• _REQUIREMENT_
Each line of the records below that contains "name" needs to be copied.
•••••
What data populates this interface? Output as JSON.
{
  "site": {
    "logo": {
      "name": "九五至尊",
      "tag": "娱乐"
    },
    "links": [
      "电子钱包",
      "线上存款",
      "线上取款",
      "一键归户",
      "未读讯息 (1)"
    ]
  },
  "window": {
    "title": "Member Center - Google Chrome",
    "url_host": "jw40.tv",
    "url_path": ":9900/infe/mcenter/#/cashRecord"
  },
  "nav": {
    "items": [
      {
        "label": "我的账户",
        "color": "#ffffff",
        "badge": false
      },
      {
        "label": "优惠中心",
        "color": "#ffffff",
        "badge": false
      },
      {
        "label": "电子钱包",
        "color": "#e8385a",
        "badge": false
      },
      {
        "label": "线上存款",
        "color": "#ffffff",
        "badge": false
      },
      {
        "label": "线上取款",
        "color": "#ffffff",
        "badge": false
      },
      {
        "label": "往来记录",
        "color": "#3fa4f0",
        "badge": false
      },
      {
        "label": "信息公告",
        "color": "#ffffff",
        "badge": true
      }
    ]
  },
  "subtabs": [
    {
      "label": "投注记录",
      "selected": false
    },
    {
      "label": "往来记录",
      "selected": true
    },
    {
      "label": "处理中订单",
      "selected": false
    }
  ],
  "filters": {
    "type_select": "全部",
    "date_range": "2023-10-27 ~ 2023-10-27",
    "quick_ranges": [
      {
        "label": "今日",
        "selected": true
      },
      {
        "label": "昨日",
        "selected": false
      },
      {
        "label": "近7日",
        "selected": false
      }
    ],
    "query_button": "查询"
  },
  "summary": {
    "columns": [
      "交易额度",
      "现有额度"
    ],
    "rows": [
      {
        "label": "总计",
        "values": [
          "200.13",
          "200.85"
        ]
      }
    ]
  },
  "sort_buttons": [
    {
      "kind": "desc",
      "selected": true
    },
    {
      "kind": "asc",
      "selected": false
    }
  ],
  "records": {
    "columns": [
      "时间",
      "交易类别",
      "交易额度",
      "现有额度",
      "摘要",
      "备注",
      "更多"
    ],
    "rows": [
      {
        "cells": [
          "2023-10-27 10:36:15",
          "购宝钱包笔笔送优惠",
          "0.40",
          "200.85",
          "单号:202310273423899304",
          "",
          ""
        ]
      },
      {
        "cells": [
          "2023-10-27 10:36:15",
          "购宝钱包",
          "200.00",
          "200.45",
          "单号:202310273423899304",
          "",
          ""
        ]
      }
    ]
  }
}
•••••
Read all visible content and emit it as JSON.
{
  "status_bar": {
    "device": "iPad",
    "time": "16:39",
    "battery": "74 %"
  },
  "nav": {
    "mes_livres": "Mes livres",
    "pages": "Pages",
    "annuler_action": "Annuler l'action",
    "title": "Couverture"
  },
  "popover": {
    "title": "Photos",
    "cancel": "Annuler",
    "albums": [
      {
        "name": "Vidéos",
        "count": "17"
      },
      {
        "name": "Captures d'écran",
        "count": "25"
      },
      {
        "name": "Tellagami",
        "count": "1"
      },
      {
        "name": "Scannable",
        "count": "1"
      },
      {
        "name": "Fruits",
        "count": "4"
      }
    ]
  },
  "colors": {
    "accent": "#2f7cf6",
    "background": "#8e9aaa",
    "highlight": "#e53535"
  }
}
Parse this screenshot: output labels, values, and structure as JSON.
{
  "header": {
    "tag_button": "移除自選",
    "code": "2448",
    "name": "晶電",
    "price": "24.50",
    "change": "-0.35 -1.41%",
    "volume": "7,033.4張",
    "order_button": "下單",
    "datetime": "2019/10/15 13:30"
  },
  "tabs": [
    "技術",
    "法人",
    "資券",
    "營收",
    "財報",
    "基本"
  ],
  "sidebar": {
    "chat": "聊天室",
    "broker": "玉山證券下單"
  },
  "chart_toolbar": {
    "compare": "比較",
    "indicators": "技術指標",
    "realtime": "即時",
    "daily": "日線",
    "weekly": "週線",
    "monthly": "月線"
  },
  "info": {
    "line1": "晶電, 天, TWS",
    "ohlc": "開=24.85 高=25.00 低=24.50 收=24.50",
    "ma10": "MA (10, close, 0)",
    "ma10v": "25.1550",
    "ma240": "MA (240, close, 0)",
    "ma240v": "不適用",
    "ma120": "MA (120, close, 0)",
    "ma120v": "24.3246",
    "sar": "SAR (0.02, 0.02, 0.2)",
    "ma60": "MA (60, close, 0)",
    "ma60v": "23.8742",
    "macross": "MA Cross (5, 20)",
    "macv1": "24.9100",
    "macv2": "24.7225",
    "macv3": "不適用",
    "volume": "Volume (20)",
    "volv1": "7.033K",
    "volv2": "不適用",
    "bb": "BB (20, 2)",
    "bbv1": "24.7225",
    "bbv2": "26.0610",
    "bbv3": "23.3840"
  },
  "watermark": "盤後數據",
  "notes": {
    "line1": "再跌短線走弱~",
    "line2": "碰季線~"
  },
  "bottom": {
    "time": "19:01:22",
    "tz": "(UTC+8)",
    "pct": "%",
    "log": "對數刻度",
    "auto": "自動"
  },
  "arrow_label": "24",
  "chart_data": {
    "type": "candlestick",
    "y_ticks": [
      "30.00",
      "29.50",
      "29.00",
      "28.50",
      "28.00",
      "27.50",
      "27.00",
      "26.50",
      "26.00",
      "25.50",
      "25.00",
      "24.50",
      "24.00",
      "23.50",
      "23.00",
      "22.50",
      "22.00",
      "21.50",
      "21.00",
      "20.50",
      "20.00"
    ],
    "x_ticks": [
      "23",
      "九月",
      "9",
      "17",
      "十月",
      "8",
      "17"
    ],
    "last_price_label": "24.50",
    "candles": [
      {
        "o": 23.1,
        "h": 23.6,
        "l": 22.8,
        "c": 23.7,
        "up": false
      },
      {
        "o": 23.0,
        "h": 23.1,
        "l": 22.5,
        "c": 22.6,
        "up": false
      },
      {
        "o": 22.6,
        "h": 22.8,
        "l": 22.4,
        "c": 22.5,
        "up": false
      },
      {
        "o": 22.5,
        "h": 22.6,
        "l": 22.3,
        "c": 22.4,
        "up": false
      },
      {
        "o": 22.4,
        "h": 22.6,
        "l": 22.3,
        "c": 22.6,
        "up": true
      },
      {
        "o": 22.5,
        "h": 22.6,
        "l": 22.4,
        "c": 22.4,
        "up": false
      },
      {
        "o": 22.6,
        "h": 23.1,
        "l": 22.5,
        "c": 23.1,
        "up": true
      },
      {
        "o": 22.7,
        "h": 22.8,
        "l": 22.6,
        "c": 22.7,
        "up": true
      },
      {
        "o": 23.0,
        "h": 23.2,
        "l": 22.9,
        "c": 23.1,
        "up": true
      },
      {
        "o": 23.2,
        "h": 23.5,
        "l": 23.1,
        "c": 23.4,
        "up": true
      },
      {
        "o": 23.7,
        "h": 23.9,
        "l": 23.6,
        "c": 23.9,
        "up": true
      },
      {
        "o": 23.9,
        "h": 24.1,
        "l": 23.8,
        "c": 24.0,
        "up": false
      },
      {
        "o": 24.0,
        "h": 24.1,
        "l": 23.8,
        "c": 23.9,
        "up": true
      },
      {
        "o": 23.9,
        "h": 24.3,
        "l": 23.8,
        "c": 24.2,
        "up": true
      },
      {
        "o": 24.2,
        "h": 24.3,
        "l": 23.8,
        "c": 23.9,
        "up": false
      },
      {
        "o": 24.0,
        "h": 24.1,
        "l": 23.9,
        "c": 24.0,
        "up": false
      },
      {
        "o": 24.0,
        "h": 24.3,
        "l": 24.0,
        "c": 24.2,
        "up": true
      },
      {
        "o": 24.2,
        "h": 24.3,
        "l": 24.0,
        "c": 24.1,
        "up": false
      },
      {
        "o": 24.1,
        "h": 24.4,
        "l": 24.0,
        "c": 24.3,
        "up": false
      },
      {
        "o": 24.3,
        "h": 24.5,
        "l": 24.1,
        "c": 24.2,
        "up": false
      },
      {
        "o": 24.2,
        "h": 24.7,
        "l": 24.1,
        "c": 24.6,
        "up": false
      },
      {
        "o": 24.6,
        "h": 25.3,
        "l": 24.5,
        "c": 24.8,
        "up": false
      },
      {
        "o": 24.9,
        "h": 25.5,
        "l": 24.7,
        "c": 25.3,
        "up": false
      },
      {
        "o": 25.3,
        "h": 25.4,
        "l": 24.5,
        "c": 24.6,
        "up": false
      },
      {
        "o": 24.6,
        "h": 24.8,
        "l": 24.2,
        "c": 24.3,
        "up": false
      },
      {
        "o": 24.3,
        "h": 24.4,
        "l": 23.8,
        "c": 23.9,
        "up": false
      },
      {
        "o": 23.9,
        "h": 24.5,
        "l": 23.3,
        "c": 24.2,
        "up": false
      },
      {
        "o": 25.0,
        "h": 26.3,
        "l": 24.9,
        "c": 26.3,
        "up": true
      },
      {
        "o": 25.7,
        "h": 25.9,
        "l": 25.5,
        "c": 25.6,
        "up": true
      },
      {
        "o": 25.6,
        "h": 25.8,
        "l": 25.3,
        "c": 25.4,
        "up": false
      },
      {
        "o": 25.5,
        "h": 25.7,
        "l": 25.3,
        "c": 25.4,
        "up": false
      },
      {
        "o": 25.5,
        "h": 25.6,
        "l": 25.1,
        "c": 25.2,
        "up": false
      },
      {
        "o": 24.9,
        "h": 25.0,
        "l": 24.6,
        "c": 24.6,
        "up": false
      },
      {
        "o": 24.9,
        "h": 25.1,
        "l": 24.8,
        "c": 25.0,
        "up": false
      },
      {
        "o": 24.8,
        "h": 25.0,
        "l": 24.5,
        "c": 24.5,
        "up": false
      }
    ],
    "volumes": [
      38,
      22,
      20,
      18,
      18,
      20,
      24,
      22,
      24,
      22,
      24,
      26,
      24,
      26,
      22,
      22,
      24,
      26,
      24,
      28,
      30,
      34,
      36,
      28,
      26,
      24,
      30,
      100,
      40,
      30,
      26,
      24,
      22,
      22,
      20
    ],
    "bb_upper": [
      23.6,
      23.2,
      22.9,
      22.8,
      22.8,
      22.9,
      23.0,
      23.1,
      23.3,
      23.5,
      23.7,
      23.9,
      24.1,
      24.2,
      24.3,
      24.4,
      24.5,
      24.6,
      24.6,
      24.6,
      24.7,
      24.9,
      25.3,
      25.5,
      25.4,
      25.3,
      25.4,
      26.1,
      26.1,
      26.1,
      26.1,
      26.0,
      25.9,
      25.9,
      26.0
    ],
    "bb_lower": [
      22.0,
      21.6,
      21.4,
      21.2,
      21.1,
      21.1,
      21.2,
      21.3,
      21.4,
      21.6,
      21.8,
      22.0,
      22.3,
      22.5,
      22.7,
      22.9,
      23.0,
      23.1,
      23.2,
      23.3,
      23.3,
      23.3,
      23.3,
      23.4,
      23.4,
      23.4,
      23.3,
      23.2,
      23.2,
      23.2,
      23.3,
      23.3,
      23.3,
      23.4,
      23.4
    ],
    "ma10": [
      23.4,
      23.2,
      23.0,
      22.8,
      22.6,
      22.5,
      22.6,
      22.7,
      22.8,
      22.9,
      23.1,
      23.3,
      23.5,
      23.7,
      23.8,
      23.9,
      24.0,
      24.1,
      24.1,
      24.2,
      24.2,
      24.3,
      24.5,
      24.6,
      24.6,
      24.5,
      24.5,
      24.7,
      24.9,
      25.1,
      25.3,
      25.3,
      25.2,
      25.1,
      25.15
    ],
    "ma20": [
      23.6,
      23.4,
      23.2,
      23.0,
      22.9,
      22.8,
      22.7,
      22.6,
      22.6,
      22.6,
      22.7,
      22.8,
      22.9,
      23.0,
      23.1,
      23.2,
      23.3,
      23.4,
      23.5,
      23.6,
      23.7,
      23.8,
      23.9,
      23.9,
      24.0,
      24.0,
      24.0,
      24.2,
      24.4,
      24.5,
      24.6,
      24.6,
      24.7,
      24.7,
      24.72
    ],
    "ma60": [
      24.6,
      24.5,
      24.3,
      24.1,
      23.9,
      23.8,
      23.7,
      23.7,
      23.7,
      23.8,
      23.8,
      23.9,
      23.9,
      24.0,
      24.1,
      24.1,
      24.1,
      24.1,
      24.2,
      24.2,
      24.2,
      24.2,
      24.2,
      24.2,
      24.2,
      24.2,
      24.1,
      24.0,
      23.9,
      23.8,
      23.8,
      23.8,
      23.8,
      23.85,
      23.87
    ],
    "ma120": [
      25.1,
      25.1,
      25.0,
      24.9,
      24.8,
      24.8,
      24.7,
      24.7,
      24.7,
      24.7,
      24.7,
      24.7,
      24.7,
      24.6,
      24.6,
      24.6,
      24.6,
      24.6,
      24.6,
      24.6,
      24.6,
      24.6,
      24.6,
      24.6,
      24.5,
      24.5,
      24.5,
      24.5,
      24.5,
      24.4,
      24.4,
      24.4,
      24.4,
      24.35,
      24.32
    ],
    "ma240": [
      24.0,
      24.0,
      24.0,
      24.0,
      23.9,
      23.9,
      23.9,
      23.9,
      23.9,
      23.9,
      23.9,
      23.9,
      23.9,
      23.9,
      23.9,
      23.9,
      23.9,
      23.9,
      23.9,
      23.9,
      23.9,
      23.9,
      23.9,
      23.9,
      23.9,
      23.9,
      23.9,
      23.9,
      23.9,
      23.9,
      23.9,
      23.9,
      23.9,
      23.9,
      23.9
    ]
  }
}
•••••
• _RESPONSE TO THIS TASK_
      "name": "九五至尊",
        "name": "Vidéos",
        "name": "Captures d'écran",
        "name": "Tellagami",
        "name": "Scannable",
        "name": "Fruits",
    "name": "晶電",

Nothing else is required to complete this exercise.